■ **Problem requirements**
Exact repetition of the data below is required.

(Entries from a dataset of interfaces)
○ ○ ○ ○
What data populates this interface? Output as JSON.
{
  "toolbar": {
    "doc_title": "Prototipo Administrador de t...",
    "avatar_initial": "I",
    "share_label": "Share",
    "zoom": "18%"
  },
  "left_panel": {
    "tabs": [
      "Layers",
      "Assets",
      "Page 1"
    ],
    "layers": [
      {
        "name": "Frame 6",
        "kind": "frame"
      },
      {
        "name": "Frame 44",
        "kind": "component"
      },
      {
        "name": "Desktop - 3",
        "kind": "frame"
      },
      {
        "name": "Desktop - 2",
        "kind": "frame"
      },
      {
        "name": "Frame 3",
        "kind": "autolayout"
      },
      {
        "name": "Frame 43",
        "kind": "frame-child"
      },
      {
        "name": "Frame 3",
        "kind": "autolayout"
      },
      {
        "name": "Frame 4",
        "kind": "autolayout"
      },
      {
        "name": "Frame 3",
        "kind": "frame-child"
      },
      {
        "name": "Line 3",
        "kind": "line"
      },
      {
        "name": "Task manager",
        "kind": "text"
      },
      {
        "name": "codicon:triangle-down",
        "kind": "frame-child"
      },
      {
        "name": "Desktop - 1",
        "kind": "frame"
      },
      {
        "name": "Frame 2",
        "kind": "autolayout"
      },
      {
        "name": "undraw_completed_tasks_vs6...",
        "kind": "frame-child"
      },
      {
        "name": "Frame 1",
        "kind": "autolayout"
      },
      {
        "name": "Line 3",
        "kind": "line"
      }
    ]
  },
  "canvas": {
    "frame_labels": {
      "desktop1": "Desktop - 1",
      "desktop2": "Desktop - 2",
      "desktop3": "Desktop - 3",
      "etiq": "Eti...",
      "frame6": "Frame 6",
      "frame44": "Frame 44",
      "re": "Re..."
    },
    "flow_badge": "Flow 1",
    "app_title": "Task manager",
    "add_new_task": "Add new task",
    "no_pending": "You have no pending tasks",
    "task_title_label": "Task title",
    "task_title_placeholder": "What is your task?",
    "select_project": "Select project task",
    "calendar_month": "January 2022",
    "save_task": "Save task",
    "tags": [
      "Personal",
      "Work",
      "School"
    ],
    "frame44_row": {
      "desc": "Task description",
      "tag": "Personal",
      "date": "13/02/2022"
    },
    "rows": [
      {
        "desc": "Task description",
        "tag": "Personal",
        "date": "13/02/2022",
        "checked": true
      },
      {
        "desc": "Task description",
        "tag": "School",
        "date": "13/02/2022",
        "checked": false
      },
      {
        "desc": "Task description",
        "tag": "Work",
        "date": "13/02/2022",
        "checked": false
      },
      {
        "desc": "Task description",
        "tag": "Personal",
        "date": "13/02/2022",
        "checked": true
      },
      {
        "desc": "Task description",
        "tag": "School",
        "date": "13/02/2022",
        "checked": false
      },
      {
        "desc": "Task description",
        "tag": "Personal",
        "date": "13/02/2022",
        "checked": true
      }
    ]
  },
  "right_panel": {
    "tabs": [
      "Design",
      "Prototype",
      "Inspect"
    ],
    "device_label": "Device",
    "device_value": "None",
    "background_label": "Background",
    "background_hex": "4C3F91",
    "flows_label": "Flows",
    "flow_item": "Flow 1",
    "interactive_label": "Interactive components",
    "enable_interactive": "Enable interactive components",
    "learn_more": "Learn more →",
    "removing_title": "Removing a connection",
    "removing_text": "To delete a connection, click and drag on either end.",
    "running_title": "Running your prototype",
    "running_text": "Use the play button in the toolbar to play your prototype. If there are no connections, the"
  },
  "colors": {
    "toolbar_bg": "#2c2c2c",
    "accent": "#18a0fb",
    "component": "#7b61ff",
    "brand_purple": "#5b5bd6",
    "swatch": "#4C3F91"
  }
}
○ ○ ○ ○
■ **Result below**
What data populates this interface? Output as JSON.
{
  "toolbar": {
    "doc_title": "Prototipo Administrador de t...",
    "avatar_initial": "I",
    "share_label": "Share",
    "zoom": "18%"
  },
  "left_panel": {
    "tabs": [
      "Layers",
      "Assets",
      "Page 1"
    ],
    "layers": [
      {
        "name": "Frame 6",
        "kind": "frame"
      },
      {
        "name": "Frame 44",
        "kind": "component"
      },
      {
        "name": "Desktop - 3",
        "kind": "frame"
      },
      {
        "name": "Desktop - 2",
        "kind": "frame"
      },
      {
        "name": "Frame 3",
        "kind": "autolayout"
      },
      {
        "name": "Frame 43",
        "kind": "frame-child"
      },
      {
        "name": "Frame 3",
        "kind": "autolayout"
      },
      {
        "name": "Frame 4",
        "kind": "autolayout"
      },
      {
        "name": "Frame 3",
        "kind": "frame-child"
      },
      {
        "name": "Line 3",
        "kind": "line"
      },
      {
        "name": "Task manager",
        "kind": "text"
      },
      {
        "name": "codicon:triangle-down",
        "kind": "frame-child"
      },
      {
        "name": "Desktop - 1",
        "kind": "frame"
      },
      {
        "name": "Frame 2",
        "kind": "autolayout"
      },
      {
        "name": "undraw_completed_tasks_vs6...",
        "kind": "frame-child"
      },
      {
        "name": "Frame 1",
        "kind": "autolayout"
      },
      {
        "name": "Line 3",
        "kind": "line"
      }
    ]
  },
  "canvas": {
    "frame_labels": {
      "desktop1": "Desktop - 1",
      "desktop2": "Desktop - 2",
      "desktop3": "Desktop - 3",
      "etiq": "Eti...",
      "frame6": "Frame 6",
      "frame44": "Frame 44",
      "re": "Re..."
    },
    "flow_badge": "Flow 1",
    "app_title": "Task manager",
    "add_new_task": "Add new task",
    "no_pending": "You have no pending tasks",
    "task_title_label": "Task title",
    "task_title_placeholder": "What is your task?",
    "select_project": "Select project task",
    "calendar_month": "January 2022",
    "save_task": "Save task",
    "tags": [
      "Personal",
      "Work",
      "School"
    ],
    "frame44_row": {
      "desc": "Task description",
      "tag": "Personal",
      "date": "13/02/2022"
    },
    "rows": [
      {
        "desc": "Task description",
        "tag": "Personal",
        "date": "13/02/2022",
        "checked": true
      },
      {
        "desc": "Task description",
        "tag": "School",
        "date": "13/02/2022",
        "checked": false
      },
      {
        "desc": "Task description",
        "tag": "Work",
        "date": "13/02/2022",
        "checked": false
      },
      {
        "desc": "Task description",
        "tag": "Personal",
        "date": "13/02/2022",
        "checked": true
      },
      {
        "desc": "Task description",
        "tag": "School",
        "date": "13/02/2022",
        "checked": false
      },
      {
        "desc": "Task description",
        "tag": "Personal",
        "date": "13/02/2022",
        "checked": true
      }
    ]
  },
  "right_panel": {
    "tabs": [
      "Design",
      "Prototype",
      "Inspect"
    ],
    "device_label": "Device",
    "device_value": "None",
    "background_label": "Background",
    "background_hex": "4C3F91",
    "flows_label": "Flows",
    "flow_item": "Flow 1",
    "interactive_label": "Interactive components",
    "enable_interactive": "Enable interactive components",
    "learn_more": "Learn more →",
    "removing_title": "Removing a connection",
    "removing_text": "To delete a connection, click and drag on either end.",
    "running_title": "Running your prototype",
    "running_text": "Use the play button in the toolbar to play your prototype. If there are no connections, the"
  },
  "colors": {
    "toolbar_bg": "#2c2c2c",
    "accent": "#18a0fb",
    "component": "#7b61ff",
    "brand_purple": "#5b5bd6",
    "swatch": "#4C3F91"
  }
}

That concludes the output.